The bill would amend the Penal Code as it relates to the prosecution of the offense of prostitution. Under the provisions of the bill, the court may dismiss the proceedings against a defendant prosecuted for prostitution who successfully completes a pretrial intervention program within one year of the deferred adjudication proceedings. Also under the provisions of the bill, the penalty would be reduced if the defendant offered to, agreed to, or provided sexual services for a fee. In these cases, the penalty would be reduced from a state jail felony to a Class A misdemeanor if the defendant had been previously convicted for this offense three or more times, from a Class A misdemeanor to a Class B misdemeanor if the defendant had been previously convicted for this offense one or two times, and from a Class B misdemeanor to a Class C misdemeanor if the defendant had no prior convictions for this offense.
A Class A Misdemeanor is punishable by confinement in county jail for a term not to exceed one year and/or a fine not to exceed $4,000. A Class B Misdemeanor is punishable by confinement in county jail for a term not to exceed 180 days and/or a fine not to exceed $2,000. A Class C Misdemeanor is punishable by a fine not to exceed $500 (up to 180 days of deferred disposition; no confinement). A state jail felony is punishable by confinement in a state jail for a term from 180 days to 2 years and, in addition to confinement, an optional fine not to exceed $10,000 or Class A Misdemeanor punishment (mandatory post conviction community supervision).
Reducing the penalty for a criminal offense is expected to result in decreased demands upon the correctional resources of counties or of the state due to shorter terms of community supervision or shorter terms of confinement in county jail, state jail, or prison.
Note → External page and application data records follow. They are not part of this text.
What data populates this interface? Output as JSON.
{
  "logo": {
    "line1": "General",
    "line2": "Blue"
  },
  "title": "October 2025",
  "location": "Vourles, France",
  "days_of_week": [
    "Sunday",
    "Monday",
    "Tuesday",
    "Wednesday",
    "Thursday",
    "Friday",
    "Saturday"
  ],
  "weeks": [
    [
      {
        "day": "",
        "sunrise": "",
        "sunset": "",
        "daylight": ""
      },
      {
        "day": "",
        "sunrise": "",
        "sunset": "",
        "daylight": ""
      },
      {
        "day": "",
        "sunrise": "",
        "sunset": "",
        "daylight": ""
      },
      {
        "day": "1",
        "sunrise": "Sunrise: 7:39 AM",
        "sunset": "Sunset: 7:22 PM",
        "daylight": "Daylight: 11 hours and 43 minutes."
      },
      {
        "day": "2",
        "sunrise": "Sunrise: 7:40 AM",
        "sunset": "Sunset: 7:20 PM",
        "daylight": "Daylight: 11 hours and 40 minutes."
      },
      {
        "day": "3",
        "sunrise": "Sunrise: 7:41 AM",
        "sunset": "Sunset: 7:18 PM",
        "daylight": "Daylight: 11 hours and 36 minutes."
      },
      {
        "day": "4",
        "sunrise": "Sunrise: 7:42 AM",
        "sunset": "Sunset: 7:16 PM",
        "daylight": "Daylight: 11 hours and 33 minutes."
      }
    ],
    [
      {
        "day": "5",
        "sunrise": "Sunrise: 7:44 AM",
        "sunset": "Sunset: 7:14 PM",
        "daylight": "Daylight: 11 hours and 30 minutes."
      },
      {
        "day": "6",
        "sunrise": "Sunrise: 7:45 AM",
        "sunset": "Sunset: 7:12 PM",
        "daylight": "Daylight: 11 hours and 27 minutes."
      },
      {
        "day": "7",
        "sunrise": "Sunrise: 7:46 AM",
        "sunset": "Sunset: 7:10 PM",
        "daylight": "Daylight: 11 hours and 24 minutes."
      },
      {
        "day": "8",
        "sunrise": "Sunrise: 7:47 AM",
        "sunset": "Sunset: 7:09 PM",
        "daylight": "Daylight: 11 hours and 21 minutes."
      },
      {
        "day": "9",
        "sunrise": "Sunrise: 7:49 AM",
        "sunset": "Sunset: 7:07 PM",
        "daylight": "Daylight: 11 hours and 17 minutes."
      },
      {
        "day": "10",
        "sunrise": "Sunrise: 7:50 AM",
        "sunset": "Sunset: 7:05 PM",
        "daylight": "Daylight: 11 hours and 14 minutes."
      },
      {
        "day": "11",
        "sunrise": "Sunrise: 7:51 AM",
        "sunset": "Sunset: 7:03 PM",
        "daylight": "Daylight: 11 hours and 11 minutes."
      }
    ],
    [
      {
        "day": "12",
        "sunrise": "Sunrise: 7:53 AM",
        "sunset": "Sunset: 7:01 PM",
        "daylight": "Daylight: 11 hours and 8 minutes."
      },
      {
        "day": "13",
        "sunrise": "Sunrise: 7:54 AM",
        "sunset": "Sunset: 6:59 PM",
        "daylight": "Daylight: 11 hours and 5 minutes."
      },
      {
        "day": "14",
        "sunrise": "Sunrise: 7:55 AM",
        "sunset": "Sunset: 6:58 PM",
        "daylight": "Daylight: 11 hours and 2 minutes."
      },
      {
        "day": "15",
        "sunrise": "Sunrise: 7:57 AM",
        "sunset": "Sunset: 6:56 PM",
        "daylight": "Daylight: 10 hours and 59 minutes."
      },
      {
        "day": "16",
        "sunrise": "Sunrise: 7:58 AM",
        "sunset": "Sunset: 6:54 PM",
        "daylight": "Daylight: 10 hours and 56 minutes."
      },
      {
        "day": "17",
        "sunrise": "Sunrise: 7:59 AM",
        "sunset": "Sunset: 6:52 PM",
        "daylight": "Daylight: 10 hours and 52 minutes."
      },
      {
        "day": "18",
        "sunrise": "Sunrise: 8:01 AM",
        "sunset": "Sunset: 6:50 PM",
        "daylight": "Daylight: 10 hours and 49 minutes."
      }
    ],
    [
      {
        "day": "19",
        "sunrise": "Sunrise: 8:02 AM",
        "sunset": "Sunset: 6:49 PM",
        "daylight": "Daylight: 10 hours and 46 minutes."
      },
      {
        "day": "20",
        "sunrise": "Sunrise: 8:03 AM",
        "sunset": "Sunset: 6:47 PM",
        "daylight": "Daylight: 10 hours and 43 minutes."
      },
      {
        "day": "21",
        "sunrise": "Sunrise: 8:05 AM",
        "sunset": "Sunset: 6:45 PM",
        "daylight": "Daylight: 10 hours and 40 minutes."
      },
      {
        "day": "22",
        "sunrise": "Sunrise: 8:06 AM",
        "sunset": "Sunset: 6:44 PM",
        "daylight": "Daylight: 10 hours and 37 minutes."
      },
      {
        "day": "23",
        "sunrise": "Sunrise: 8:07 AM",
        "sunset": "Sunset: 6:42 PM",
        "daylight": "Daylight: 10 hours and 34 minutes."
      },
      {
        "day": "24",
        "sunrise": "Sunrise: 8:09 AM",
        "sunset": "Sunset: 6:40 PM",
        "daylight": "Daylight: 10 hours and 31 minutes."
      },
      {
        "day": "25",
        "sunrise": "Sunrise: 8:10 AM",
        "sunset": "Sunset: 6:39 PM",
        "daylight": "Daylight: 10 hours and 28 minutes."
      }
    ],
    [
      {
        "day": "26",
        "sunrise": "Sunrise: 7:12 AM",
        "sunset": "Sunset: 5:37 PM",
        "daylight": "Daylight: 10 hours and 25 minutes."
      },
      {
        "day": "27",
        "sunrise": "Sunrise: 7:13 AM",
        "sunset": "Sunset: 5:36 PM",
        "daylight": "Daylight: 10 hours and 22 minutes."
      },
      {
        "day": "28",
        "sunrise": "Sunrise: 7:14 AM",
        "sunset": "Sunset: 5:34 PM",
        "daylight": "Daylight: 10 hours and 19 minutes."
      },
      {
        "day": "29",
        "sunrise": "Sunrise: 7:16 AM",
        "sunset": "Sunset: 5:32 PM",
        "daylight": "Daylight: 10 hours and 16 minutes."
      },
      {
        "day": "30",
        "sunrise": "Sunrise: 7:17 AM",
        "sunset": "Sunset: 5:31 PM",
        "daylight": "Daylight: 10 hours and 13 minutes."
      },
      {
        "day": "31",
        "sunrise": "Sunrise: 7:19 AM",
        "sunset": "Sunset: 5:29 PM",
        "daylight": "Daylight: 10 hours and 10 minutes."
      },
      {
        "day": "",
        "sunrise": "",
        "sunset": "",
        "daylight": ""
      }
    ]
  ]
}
However, in the case of the bill, it is assumed that the number of offenders supervised or incarcerated under this statute would not significantly impact state correctional agencies' workload and programs. In fiscal year 2012, 5,790 people were arrested; 271 people were placed on felony community supervision; and less than 10 people were admitted to state correctional facilities for selling or performing sexual services for a fee.